CA: But it seems like in recent years, it's turning back around. There's been much more of a desire to reclaim that stuff, even with what you're seeing in the main line comics, whether it's Scott Snyder doing this crazy over-the-top hot pink origin story for Batman where ther's a giant Bat-Blimp, or Morrison trying to reincorporate it a few years ago in R.I.P. What do you think about that, with this book being such a big part of reclaiming that aesthetic?
JP: I guess when enough time passes, maybe some of those people don't have that adolescent opinion.
CC: It's an insecure opinion. Like, "I'm a grown-up, totally, I smoke cigarettes, look how cool I am!"
JP: Exactly. Maybe some of those people grew up and realized this is cool, and when they see those DVDs, they'll go "wow, this is even cooler than I remember."
CA: Do you think there's a particular moment in pop culture that led to it?
JP: Are you thinking that the movies got so dark that people were just ready to flip back?
CA: I feel like the comics are like that, but Batman as a franchise has been one of the high points of DC over the past decade. It is, in a lot of ways, super dark, but the rest of DC feels so much darker.
JP: Batman can do dark. He is, strangely enough, a broad enough character that you can put him in a lot of scenarios. He can do light, he can do dark, he can be in between. I don't think you can do that with all of them.
CA: What gets me about it is that The Dark Knight made a billion dollars. Everyone saw that movie. Everyone loved that movie, except Colleen Coover.
CC: That's right, although I thought Heath Ledger was good.
CA: So obviously there's huge public interest in Batman, and then right after that movie's in theaters, Brave and the Bold starts. It launches that fall, right at the height of The Dark Knight being so huge. So you have these two ideas about Batman that are prominent in the public eye, and they're completely different from each other. Brave and the Bold is a direct sequel to the original Batman show in a lot of ways.
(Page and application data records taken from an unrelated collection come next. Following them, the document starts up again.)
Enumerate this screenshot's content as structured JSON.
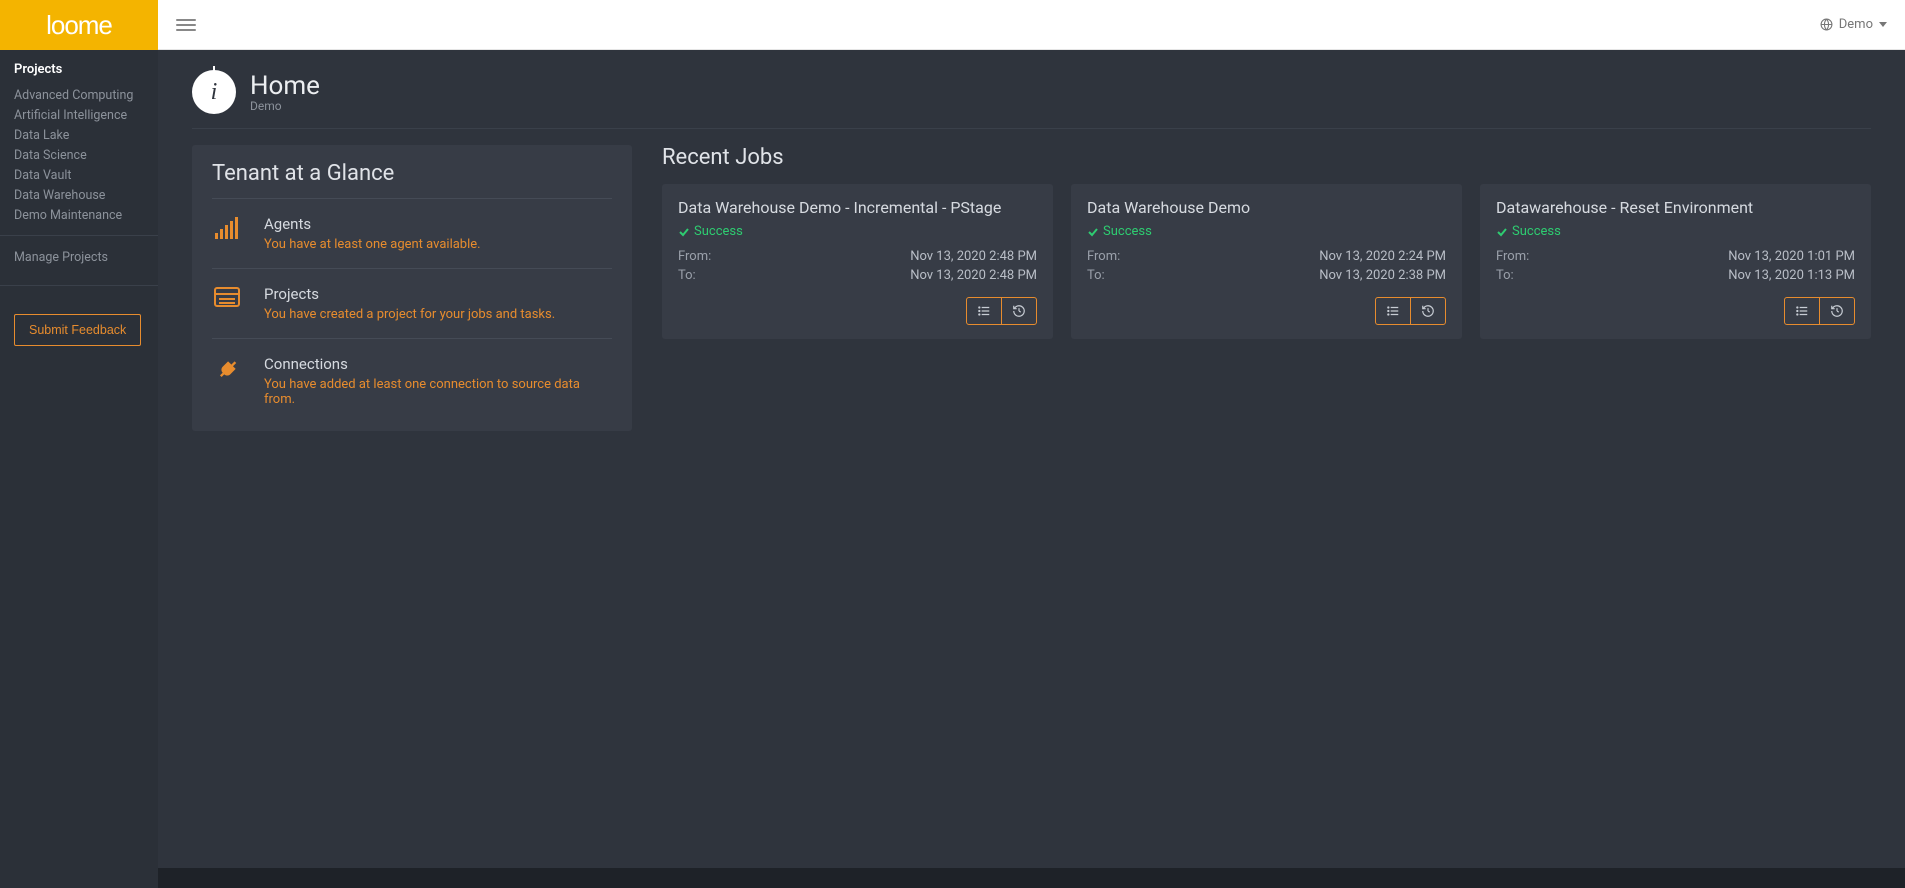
{
  "brand": "loome",
  "topbar": {
    "user_label": "Demo"
  },
  "sidebar": {
    "heading": "Projects",
    "items": [
      "Advanced Computing",
      "Artificial Intelligence",
      "Data Lake",
      "Data Science",
      "Data Vault",
      "Data Warehouse",
      "Demo Maintenance"
    ],
    "manage_label": "Manage Projects",
    "feedback_label": "Submit Feedback"
  },
  "page": {
    "title": "Home",
    "subtitle": "Demo"
  },
  "glance": {
    "title": "Tenant at a Glance",
    "rows": [
      {
        "label": "Agents",
        "desc": "You have at least one agent available."
      },
      {
        "label": "Projects",
        "desc": "You have created a project for your jobs and tasks."
      },
      {
        "label": "Connections",
        "desc": "You have added at least one connection to source data from."
      }
    ]
  },
  "recent": {
    "title": "Recent Jobs",
    "from_label": "From:",
    "to_label": "To:",
    "jobs": [
      {
        "name": "Data Warehouse Demo - Incremental - PStage",
        "status": "Success",
        "from": "Nov 13, 2020 2:48 PM",
        "to": "Nov 13, 2020 2:48 PM"
      },
      {
        "name": "Data Warehouse Demo",
        "status": "Success",
        "from": "Nov 13, 2020 2:24 PM",
        "to": "Nov 13, 2020 2:38 PM"
      },
      {
        "name": "Datawarehouse - Reset Environment",
        "status": "Success",
        "from": "Nov 13, 2020 1:01 PM",
        "to": "Nov 13, 2020 1:13 PM"
      }
    ]
  }
}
King Tut's in it. The Batmobile's red and black.
JP: Just like it really is.
CA: So in a lot of ways, Brave and the Bold kickstarts that re-examination of that kind of Batman. If you're ten or twelve when that comes out six years ago...
JP: Or if you're in your 40s like me, and I'm sitting there going "This is the best cartoon." I wasn't expecting anything to unseat Batman: The Animated Series for me, but you know what? I like this better.
CA: It's a departure from that, too, because B:TAS was definitely in the dark and moody aesthetic. It launches out of Batman '89, in the same way that Brave and the Bold launched out of The Dark Knight.
JP: It's operatic. Brave and the Bold would do those shorts as the cold open, so you'd get a whole little cartoon with Batman running around in the future with Kamandi. It's just too good.
CA: So I feel like that's a crucial moment in Batman history, where you have this thing in mass media that people have always gotten from comics with Batman, which is that you can have those multiple ideas. '50s Batman and '80s Batman are the same character.
JP: I've also noticed that it just seems like modern waves of comics readers just aren't hung up on having to look tough and cool. They can enjoy something for pure joy, and I see that at conventions all the time. They embrace something, they just like it. It's not like they have to justify it to their friends, because their friends also like it. It seems less judgy. It seems like a nice place to be, and I'm very happy for it, as I assume you are. Hopefully, it'll keep influencing the comics.